═════ Entries provided

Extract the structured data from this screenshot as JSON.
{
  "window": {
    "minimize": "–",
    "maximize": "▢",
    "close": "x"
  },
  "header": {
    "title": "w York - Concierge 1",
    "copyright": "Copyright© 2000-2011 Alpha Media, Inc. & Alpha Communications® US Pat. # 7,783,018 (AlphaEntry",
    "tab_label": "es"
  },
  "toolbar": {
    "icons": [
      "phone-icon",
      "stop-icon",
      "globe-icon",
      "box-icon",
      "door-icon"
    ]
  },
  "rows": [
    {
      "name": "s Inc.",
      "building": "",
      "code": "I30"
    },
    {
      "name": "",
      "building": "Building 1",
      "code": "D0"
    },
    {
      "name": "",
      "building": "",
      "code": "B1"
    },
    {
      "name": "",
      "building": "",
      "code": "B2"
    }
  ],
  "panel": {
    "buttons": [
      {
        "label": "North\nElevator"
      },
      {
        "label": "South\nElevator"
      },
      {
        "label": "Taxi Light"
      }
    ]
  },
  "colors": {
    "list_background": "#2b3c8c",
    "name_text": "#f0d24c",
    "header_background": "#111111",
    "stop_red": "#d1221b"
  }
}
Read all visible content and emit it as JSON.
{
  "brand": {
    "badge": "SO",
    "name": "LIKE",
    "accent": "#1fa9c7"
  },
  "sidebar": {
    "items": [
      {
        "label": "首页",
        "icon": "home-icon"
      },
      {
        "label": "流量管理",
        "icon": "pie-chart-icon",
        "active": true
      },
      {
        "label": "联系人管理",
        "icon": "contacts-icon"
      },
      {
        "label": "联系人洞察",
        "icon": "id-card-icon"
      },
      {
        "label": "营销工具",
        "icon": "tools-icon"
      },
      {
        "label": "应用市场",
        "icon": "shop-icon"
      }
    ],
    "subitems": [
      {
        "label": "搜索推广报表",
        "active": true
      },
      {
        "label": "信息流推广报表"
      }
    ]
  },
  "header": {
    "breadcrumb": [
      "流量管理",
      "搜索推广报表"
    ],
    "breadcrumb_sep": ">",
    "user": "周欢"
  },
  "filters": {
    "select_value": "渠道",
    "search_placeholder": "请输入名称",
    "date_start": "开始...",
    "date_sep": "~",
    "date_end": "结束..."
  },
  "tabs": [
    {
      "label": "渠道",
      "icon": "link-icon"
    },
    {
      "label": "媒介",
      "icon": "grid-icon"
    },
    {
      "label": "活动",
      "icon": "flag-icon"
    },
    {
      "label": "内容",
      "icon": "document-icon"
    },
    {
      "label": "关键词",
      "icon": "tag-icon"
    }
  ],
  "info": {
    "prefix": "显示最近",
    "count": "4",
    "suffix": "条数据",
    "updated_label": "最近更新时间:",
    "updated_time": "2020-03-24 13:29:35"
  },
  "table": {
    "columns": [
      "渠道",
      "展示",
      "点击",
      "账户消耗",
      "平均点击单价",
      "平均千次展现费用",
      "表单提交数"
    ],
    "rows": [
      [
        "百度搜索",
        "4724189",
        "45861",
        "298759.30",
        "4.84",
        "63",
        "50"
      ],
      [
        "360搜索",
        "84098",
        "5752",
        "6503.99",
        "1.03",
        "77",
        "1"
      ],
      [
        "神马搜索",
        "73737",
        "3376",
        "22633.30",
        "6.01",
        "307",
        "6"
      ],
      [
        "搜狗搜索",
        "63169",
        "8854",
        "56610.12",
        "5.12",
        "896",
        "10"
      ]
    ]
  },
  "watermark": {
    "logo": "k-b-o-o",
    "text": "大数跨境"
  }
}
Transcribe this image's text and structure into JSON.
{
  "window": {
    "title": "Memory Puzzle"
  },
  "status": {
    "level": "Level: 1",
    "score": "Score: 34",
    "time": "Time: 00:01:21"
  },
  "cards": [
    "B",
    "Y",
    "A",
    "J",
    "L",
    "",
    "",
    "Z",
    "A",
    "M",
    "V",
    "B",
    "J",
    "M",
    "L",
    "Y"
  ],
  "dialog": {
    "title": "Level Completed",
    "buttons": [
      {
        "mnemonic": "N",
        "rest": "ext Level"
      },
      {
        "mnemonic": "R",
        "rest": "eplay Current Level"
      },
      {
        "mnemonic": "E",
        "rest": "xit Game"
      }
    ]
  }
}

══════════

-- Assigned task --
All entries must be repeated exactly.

-- The completed task --
Extract the structured data from this screenshot as JSON.
{
  "window": {
    "minimize": "–",
    "maximize": "▢",
    "close": "x"
  },
  "header": {
    "title": "w York - Concierge 1",
    "copyright": "Copyright© 2000-2011 Alpha Media, Inc. & Alpha Communications® US Pat. # 7,783,018 (AlphaEntry",
    "tab_label": "es"
  },
  "toolbar": {
    "icons": [
      "phone-icon",
      "stop-icon",
      "globe-icon",
      "box-icon",
      "door-icon"
    ]
  },
  "rows": [
    {
      "name": "s Inc.",
      "building": "",
      "code": "I30"
    },
    {
      "name": "",
      "building": "Building 1",
      "code": "D0"
    },
    {
      "name": "",
      "building": "",
      "code": "B1"
    },
    {
      "name": "",
      "building": "",
      "code": "B2"
    }
  ],
  "panel": {
    "buttons": [
      {
        "label": "North\nElevator"
      },
      {
        "label": "South\nElevator"
      },
      {
        "label": "Taxi Light"
      }
    ]
  },
  "colors": {
    "list_background": "#2b3c8c",
    "name_text": "#f0d24c",
    "header_background": "#111111",
    "stop_red": "#d1221b"
  }
}
Read all visible content and emit it as JSON.
{
  "brand": {
    "badge": "SO",
    "name": "LIKE",
    "accent": "#1fa9c7"
  },
  "sidebar": {
    "items": [
      {
        "label": "首页",
        "icon": "home-icon"
      },
      {
        "label": "流量管理",
        "icon": "pie-chart-icon",
        "active": true
      },
      {
        "label": "联系人管理",
        "icon": "contacts-icon"
      },
      {
        "label": "联系人洞察",
        "icon": "id-card-icon"
      },
      {
        "label": "营销工具",
        "icon": "tools-icon"
      },
      {
        "label": "应用市场",
        "icon": "shop-icon"
      }
    ],
    "subitems": [
      {
        "label": "搜索推广报表",
        "active": true
      },
      {
        "label": "信息流推广报表"
      }
    ]
  },
  "header": {
    "breadcrumb": [
      "流量管理",
      "搜索推广报表"
    ],
    "breadcrumb_sep": ">",
    "user": "周欢"
  },
  "filters": {
    "select_value": "渠道",
    "search_placeholder": "请输入名称",
    "date_start": "开始...",
    "date_sep": "~",
    "date_end": "结束..."
  },
  "tabs": [
    {
      "label": "渠道",
      "icon": "link-icon"
    },
    {
      "label": "媒介",
      "icon": "grid-icon"
    },
    {
      "label": "活动",
      "icon": "flag-icon"
    },
    {
      "label": "内容",
      "icon": "document-icon"
    },
    {
      "label": "关键词",
      "icon": "tag-icon"
    }
  ],
  "info": {
    "prefix": "显示最近",
    "count": "4",
    "suffix": "条数据",
    "updated_label": "最近更新时间:",
    "updated_time": "2020-03-24 13:29:35"
  },
  "table": {
    "columns": [
      "渠道",
      "展示",
      "点击",
      "账户消耗",
      "平均点击单价",
      "平均千次展现费用",
      "表单提交数"
    ],
    "rows": [
      [
        "百度搜索",
        "4724189",
        "45861",
        "298759.30",
        "4.84",
        "63",
        "50"
      ],
      [
        "360搜索",
        "84098",
        "5752",
        "6503.99",
        "1.03",
        "77",
        "1"
      ],
      [
        "神马搜索",
        "73737",
        "3376",
        "22633.30",
        "6.01",
        "307",
        "6"
      ],
      [
        "搜狗搜索",
        "63169",
        "8854",
        "56610.12",
        "5.12",
        "896",
        "10"
      ]
    ]
  },
  "watermark": {
    "logo": "k-b-o-o",
    "text": "大数跨境"
  }
}
Transcribe this image's text and structure into JSON.
{
  "window": {
    "title": "Memory Puzzle"
  },
  "status": {
    "level": "Level: 1",
    "score": "Score: 34",
    "time": "Time: 00:01:21"
  },
  "cards": [
    "B",
    "Y",
    "A",
    "J",
    "L",
    "",
    "",
    "Z",
    "A",
    "M",
    "V",
    "B",
    "J",
    "M",
    "L",
    "Y"
  ],
  "dialog": {
    "title": "Level Completed",
    "buttons": [
      {
        "mnemonic": "N",
        "rest": "ext Level"
      },
      {
        "mnemonic": "R",
        "rest": "eplay Current Level"
      },
      {
        "mnemonic": "E",
        "rest": "xit Game"
      }
    ]
  }
}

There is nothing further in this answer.